But what happens when web analytics don’t collect data of an entire population?
A Coming of Age Story
During the X Change show, I had the chance to talk to lots of analytics pros who work in the trenches every day. One story in particular caught my attention and -it seemed like- everyone around me.
It’s the story of a young analyst, who worked as consultant at Omniture for several years. He recently hit the jackpot landed a job heading up analytics for a rapidly growing SaaS company. When the time finally came to do his first big presentation for the executive team, he was disappointed to find some of the data he wanted to present looked anomalous. For some reason, data on the entire population wasn’t collected.
Without the time or resources to track down the cause of the wonky data before the presentation, this young analyst chose to use an asterisk on the PowerPoint slide. It was a heartbreaking story of a once bright and shiny young analyst, learning about the real world.
Welcome to the Real World
We’ve all experienced what this young analyst felt. It’s like learning that Santa Claus isn’t real; it’s innocence lost; the kind stuff that makes nice people become bitter, cynical, and jaded. It’s having to undermine your data with an asterisk because somebody else messed it up!
The problem is that Analytics aren’t front and center in requirements or processes in most companies. All too often, the analyst is left out of the conversation. When that happens, who is looking out for the data? It isn’t the content team, it’s not the director of marketing, and it definitely isn’t IT. How can an organization make data-driven decisions without the data?

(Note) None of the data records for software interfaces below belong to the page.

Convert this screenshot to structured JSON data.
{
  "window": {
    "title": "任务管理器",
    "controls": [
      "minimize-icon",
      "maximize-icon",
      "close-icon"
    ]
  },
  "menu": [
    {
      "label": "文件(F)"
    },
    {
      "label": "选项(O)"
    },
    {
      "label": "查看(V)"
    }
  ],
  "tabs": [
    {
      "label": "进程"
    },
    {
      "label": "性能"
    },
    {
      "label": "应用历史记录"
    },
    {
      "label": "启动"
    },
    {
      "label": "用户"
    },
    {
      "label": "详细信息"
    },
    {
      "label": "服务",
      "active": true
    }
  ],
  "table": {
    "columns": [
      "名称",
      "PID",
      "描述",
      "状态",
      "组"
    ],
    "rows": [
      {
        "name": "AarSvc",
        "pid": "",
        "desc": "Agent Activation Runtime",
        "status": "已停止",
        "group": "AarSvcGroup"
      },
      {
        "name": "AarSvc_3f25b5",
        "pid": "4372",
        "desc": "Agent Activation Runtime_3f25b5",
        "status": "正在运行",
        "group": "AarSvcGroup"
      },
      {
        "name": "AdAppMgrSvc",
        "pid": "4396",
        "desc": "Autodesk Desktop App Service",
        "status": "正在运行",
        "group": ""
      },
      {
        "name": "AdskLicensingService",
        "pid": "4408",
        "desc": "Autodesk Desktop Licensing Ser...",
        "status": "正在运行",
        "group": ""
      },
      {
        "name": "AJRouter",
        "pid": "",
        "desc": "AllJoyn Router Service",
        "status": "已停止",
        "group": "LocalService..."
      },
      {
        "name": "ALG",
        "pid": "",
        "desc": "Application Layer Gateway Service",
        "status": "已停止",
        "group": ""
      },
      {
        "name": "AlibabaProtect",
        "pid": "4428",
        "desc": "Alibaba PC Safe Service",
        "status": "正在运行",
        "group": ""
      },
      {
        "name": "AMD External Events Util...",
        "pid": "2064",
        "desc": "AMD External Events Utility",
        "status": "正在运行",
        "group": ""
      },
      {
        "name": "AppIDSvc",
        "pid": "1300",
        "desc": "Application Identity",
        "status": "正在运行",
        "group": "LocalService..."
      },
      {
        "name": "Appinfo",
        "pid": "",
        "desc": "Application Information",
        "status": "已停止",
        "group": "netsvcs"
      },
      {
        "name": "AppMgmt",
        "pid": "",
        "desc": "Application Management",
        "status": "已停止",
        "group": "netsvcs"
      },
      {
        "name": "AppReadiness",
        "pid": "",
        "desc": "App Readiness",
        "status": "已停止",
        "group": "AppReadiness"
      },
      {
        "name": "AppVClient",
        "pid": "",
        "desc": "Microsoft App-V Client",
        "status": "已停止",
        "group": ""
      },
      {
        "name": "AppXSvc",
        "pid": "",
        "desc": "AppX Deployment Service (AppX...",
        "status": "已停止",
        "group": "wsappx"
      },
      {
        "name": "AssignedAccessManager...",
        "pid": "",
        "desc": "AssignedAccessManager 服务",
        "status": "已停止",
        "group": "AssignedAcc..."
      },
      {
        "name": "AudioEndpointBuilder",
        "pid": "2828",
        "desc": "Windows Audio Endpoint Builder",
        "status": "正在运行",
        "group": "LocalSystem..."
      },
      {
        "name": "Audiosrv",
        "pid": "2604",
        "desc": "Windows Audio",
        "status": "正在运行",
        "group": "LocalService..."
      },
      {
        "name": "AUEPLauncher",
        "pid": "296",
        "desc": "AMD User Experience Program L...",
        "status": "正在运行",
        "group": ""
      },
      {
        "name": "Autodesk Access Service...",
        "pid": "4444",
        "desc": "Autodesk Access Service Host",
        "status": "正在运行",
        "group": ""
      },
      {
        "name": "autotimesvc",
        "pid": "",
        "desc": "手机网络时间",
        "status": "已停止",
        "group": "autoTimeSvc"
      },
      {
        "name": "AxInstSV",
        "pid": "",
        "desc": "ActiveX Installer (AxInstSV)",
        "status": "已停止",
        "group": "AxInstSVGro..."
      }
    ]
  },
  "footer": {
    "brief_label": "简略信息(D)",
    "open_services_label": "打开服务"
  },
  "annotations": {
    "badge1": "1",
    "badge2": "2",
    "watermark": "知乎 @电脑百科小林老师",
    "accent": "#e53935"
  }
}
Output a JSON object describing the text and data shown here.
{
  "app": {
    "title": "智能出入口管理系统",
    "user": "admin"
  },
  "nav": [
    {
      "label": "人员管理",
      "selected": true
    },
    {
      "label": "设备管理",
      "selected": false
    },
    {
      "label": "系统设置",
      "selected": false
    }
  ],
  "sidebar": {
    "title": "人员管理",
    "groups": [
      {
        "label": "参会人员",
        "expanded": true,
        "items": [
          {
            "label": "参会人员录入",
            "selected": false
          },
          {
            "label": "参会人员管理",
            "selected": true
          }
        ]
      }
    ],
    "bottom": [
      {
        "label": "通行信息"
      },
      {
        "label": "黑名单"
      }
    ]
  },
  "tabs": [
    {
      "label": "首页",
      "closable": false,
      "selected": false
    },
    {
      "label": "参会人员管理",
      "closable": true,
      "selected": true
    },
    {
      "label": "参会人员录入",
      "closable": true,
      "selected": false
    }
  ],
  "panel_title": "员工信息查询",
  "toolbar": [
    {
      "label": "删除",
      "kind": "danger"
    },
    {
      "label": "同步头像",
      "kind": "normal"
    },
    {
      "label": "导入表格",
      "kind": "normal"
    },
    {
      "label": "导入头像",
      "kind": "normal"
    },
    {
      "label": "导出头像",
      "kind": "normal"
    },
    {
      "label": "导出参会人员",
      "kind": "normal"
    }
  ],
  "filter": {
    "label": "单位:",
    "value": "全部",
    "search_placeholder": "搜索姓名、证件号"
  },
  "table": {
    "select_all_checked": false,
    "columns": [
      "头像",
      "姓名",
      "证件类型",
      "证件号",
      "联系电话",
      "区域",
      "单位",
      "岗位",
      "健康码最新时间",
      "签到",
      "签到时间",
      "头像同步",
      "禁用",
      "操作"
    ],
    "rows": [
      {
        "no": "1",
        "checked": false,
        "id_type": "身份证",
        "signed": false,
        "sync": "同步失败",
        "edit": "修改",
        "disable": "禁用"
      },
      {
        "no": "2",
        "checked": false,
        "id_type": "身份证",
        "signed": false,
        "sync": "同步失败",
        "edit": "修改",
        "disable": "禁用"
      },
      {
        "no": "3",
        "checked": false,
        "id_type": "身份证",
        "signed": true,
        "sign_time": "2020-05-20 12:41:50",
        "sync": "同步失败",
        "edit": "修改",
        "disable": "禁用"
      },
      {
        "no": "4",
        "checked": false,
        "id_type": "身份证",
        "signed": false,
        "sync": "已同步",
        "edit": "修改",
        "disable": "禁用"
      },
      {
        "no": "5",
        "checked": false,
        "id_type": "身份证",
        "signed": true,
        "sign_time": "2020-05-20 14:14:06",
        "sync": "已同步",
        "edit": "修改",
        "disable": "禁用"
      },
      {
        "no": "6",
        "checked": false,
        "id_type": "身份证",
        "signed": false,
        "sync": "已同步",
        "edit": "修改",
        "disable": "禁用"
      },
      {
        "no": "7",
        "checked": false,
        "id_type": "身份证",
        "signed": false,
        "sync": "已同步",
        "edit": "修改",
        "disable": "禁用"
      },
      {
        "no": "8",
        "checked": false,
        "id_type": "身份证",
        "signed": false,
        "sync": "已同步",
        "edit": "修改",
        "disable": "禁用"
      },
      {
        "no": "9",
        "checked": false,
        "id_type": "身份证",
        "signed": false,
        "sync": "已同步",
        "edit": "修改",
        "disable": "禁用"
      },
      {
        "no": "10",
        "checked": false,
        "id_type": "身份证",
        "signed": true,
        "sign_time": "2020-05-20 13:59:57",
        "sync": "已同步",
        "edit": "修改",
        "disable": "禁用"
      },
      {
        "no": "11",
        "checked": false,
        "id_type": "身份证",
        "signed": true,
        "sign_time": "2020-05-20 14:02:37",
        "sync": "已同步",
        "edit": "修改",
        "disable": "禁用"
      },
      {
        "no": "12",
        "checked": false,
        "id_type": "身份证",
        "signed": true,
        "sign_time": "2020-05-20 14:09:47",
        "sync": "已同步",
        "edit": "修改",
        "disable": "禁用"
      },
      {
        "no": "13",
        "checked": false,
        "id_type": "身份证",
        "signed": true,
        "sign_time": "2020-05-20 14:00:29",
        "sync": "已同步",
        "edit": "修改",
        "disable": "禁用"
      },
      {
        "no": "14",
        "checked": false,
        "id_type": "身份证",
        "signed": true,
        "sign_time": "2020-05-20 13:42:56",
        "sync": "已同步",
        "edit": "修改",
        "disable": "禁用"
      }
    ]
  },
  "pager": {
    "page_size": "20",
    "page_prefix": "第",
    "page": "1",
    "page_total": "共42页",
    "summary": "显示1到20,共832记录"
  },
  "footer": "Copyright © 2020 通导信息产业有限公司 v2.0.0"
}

Fact: When the right JS isn’t on the most important pages, your organization doesn’t get the data it needs to get ahead – or even to just stay in the game. Lost data causes the best-designed strategies to become little more than high-minded wishful thinking.
What you see in your analytics suite is skewed data. If you recognize it, it’s a lucky catch. But I’ve found that in so many cases, data just isn’t being collected, and what’s worse, it’s really difficult to see it’s not being collected! A classic case of the unknown unknown. Even if it is, sometimes it’s useless because the JS isn’t configured (no page names, for example.) The result: an asterisk on your PowerPoint slide.
Bottom line: tracking down individual pages with individual data collection problems in an environment where you don’t know what you don’t know, is like trying to find a needle in a haystack on the surface of Mars with the rover!
Improving data through planning and process
The adoption of some simple (and minimally invasive) practices can go a long way toward improving your data. The assistance of a few purpose-built tools can actually prove that the data collected is complete, valid, and actionable. Personally, I’m a fan of this three-pronged approach: Development QA, Quarterly Audits, and Continuous monitoring.
- After pages are built in dev, use a tool to audit the analytics implementation on each page.
- After the pages move to staging servers, all pages should get a complete “pre-flight test”. The auditing tool should be run in live mode, allowing server calls to be made. The success of these server calls should be checked in the analytics solution.
- Audit new pages after they are pushed out to production to ensure the implementation is still intact and ready for prime time.
Every page over the entire site should be audited quarterly to confirm analytics are working correctly, to identify any problems, and to show complete implementation for reporting purposes. Specific items to watch for are:
a. All pages are tagged
b. JS File is linked and working
c. Pixels are loading
Landing pages, checkout process, unsubscribe forms, and other mission-critical pages or multi-step processes should be continuously monitored to ensure the pixels always fire. This prevents long periods of data loss.
With some forethought and the right tools, you can make huge strides toward ousting the asterisk. Processes, such as I’ve discussed here, can remove much of the ambiguity and doubt in analytics data. By confiscating the weapons that management uses to attack analytics recommendations, you can help your organization make use of the insights you find.
- Metrics and significant data associations are presented as the facts they are, not just hypothesis or observational data.
- Valuate web analytics to management, advertisers, and publishers.
- Earn upper-management / executive action based on Web Analytics observations and inferences.
- Earn funding for marketing initiatives.
John Pestana is a co-founder of Omniture, and has recently co-founded ObservePoint, makers of web analytics tag auditing and monitoring software. More information on tag auditing and pixel monitoring tools can be found at http://www.OustTheAsterisk.comand http://www.ObservePoint.com